### THE PROBLEM
Whenever the word "Opportunity" turns up in a line below, that line should be copied.

Dataset rows for apps and sites:
<<<<

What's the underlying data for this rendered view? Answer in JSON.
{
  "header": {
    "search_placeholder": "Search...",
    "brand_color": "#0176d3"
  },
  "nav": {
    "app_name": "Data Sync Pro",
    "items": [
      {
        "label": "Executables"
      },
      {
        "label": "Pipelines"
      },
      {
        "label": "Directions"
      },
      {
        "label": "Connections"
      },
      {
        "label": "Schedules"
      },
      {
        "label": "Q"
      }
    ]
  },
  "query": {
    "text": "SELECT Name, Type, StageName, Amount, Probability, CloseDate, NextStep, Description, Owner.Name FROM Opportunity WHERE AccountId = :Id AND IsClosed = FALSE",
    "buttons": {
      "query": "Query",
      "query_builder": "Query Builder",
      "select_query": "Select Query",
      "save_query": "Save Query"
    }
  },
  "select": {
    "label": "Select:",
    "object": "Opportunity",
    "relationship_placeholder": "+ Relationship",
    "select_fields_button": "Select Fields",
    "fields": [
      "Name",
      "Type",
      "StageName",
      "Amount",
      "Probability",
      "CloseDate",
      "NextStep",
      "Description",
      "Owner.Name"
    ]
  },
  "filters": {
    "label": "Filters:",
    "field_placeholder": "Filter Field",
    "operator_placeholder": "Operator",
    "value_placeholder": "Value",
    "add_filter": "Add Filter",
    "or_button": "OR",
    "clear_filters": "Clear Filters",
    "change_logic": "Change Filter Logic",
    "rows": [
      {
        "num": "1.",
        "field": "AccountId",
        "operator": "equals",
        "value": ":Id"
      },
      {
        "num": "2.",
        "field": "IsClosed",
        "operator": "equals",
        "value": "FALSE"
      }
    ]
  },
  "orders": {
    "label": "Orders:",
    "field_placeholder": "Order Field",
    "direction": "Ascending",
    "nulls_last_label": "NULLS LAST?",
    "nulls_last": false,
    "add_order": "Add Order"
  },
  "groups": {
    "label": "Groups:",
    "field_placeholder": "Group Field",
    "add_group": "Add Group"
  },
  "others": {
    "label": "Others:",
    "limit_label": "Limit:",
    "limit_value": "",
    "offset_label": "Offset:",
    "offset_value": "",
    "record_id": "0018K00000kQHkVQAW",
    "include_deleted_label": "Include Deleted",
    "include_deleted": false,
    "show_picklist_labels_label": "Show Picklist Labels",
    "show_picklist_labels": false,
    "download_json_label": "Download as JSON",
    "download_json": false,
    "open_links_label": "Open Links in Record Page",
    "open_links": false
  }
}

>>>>

### YOUR SOLUTION
    "text": "SELECT Name, Type, StageName, Amount, Probability, CloseDate, NextStep, Description, Owner.Name FROM Opportunity WHERE AccountId = :Id AND IsClosed = FALSE",
    "object": "Opportunity",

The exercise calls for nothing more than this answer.